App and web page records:
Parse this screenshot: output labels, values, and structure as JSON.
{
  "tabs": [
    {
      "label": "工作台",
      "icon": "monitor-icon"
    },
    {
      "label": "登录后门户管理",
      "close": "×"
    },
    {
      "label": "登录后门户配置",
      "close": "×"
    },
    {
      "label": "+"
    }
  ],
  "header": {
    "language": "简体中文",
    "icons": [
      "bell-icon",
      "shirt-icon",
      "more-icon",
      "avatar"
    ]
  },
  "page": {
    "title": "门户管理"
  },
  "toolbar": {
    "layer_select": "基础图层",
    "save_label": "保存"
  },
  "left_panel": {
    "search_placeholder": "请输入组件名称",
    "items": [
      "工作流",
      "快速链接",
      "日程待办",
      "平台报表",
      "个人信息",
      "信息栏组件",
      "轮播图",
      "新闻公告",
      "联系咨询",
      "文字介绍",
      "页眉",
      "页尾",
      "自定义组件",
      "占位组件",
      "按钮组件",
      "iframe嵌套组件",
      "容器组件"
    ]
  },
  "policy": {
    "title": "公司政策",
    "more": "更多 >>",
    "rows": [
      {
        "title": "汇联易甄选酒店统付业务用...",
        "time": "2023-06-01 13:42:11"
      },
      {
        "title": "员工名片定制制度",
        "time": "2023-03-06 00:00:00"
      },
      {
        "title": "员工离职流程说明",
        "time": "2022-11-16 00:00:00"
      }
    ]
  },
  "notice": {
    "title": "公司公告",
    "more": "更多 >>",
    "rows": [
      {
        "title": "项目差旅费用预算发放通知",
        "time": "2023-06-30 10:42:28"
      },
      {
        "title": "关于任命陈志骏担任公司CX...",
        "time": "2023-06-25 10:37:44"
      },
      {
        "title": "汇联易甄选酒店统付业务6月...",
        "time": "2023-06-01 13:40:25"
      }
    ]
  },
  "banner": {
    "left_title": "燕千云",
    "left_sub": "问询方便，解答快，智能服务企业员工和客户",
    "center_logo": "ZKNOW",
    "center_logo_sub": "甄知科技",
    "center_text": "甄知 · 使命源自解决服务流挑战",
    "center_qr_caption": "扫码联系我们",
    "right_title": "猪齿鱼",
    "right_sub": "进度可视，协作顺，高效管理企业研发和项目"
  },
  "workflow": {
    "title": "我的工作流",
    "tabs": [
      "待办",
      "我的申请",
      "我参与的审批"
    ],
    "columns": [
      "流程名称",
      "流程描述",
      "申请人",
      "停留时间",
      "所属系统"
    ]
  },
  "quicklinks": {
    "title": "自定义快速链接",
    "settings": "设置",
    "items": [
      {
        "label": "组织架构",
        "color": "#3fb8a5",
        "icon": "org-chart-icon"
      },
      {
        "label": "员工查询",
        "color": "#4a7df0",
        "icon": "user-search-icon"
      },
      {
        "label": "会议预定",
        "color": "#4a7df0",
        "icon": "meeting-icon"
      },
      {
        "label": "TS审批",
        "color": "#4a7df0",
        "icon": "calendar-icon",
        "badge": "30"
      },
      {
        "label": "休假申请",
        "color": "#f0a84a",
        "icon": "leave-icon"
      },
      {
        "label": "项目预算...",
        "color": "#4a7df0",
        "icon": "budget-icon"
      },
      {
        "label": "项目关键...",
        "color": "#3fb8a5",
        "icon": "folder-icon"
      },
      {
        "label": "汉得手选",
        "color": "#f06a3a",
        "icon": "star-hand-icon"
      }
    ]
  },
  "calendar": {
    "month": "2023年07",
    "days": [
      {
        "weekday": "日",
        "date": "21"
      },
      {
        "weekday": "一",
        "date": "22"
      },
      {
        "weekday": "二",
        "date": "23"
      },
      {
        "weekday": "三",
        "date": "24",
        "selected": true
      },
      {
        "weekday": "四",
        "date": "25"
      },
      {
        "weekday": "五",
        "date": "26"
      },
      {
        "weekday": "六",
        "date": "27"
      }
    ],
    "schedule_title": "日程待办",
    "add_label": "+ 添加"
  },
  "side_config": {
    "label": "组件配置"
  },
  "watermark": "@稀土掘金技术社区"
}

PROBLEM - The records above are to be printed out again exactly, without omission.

WORKED SOLUTION -
Parse this screenshot: output labels, values, and structure as JSON.
{
  "tabs": [
    {
      "label": "工作台",
      "icon": "monitor-icon"
    },
    {
      "label": "登录后门户管理",
      "close": "×"
    },
    {
      "label": "登录后门户配置",
      "close": "×"
    },
    {
      "label": "+"
    }
  ],
  "header": {
    "language": "简体中文",
    "icons": [
      "bell-icon",
      "shirt-icon",
      "more-icon",
      "avatar"
    ]
  },
  "page": {
    "title": "门户管理"
  },
  "toolbar": {
    "layer_select": "基础图层",
    "save_label": "保存"
  },
  "left_panel": {
    "search_placeholder": "请输入组件名称",
    "items": [
      "工作流",
      "快速链接",
      "日程待办",
      "平台报表",
      "个人信息",
      "信息栏组件",
      "轮播图",
      "新闻公告",
      "联系咨询",
      "文字介绍",
      "页眉",
      "页尾",
      "自定义组件",
      "占位组件",
      "按钮组件",
      "iframe嵌套组件",
      "容器组件"
    ]
  },
  "policy": {
    "title": "公司政策",
    "more": "更多 >>",
    "rows": [
      {
        "title": "汇联易甄选酒店统付业务用...",
        "time": "2023-06-01 13:42:11"
      },
      {
        "title": "员工名片定制制度",
        "time": "2023-03-06 00:00:00"
      },
      {
        "title": "员工离职流程说明",
        "time": "2022-11-16 00:00:00"
      }
    ]
  },
  "notice": {
    "title": "公司公告",
    "more": "更多 >>",
    "rows": [
      {
        "title": "项目差旅费用预算发放通知",
        "time": "2023-06-30 10:42:28"
      },
      {
        "title": "关于任命陈志骏担任公司CX...",
        "time": "2023-06-25 10:37:44"
      },
      {
        "title": "汇联易甄选酒店统付业务6月...",
        "time": "2023-06-01 13:40:25"
      }
    ]
  },
  "banner": {
    "left_title": "燕千云",
    "left_sub": "问询方便，解答快，智能服务企业员工和客户",
    "center_logo": "ZKNOW",
    "center_logo_sub": "甄知科技",
    "center_text": "甄知 · 使命源自解决服务流挑战",
    "center_qr_caption": "扫码联系我们",
    "right_title": "猪齿鱼",
    "right_sub": "进度可视，协作顺，高效管理企业研发和项目"
  },
  "workflow": {
    "title": "我的工作流",
    "tabs": [
      "待办",
      "我的申请",
      "我参与的审批"
    ],
    "columns": [
      "流程名称",
      "流程描述",
      "申请人",
      "停留时间",
      "所属系统"
    ]
  },
  "quicklinks": {
    "title": "自定义快速链接",
    "settings": "设置",
    "items": [
      {
        "label": "组织架构",
        "color": "#3fb8a5",
        "icon": "org-chart-icon"
      },
      {
        "label": "员工查询",
        "color": "#4a7df0",
        "icon": "user-search-icon"
      },
      {
        "label": "会议预定",
        "color": "#4a7df0",
        "icon": "meeting-icon"
      },
      {
        "label": "TS审批",
        "color": "#4a7df0",
        "icon": "calendar-icon",
        "badge": "30"
      },
      {
        "label": "休假申请",
        "color": "#f0a84a",
        "icon": "leave-icon"
      },
      {
        "label": "项目预算...",
        "color": "#4a7df0",
        "icon": "budget-icon"
      },
      {
        "label": "项目关键...",
        "color": "#3fb8a5",
        "icon": "folder-icon"
      },
      {
        "label": "汉得手选",
        "color": "#f06a3a",
        "icon": "star-hand-icon"
      }
    ]
  },
  "calendar": {
    "month": "2023年07",
    "days": [
      {
        "weekday": "日",
        "date": "21"
      },
      {
        "weekday": "一",
        "date": "22"
      },
      {
        "weekday": "二",
        "date": "23"
      },
      {
        "weekday": "三",
        "date": "24",
        "selected": true
      },
      {
        "weekday": "四",
        "date": "25"
      },
      {
        "weekday": "五",
        "date": "26"
      },
      {
        "weekday": "六",
        "date": "27"
      }
    ],
    "schedule_title": "日程待办",
    "add_label": "+ 添加"
  },
  "side_config": {
    "label": "组件配置"
  },
  "watermark": "@稀土掘金技术社区"
}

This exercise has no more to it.